━━ Records supplied

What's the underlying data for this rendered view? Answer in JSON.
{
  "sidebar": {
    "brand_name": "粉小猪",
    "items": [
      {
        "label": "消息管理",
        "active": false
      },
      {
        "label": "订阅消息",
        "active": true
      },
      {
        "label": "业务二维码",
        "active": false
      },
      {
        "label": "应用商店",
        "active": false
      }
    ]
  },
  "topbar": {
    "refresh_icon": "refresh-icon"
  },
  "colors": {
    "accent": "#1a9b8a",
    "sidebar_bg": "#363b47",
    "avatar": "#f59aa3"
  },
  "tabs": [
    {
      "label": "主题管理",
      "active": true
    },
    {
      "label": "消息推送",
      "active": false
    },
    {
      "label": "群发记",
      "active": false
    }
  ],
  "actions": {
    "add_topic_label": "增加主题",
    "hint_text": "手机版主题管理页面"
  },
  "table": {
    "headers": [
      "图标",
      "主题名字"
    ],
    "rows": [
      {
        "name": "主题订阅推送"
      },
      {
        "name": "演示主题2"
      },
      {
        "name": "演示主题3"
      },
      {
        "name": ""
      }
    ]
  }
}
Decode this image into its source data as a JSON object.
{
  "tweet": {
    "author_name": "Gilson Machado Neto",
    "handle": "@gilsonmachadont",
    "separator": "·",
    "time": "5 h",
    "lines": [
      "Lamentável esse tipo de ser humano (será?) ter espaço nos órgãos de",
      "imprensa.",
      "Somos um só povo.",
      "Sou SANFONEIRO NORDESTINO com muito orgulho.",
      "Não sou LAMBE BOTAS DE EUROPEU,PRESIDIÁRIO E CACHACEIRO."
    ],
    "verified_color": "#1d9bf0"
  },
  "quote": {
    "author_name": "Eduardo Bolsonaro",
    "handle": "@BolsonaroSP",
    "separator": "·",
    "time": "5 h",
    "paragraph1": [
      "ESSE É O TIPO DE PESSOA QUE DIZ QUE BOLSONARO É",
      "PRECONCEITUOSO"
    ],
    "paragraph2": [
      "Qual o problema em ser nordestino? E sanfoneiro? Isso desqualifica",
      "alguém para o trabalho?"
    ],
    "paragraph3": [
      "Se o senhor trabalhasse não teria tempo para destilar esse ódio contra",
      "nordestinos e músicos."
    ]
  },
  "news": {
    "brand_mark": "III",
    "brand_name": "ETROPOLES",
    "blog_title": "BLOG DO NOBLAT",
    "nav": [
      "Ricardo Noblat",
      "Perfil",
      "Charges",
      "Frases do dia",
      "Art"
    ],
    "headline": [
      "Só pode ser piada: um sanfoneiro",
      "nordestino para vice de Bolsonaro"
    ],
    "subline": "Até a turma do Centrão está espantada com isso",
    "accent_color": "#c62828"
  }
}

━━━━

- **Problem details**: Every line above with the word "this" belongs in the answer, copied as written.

- **Answer to the exercise**:
What's the underlying data for this rendered view? Answer in JSON.
Decode this image into its source data as a JSON object.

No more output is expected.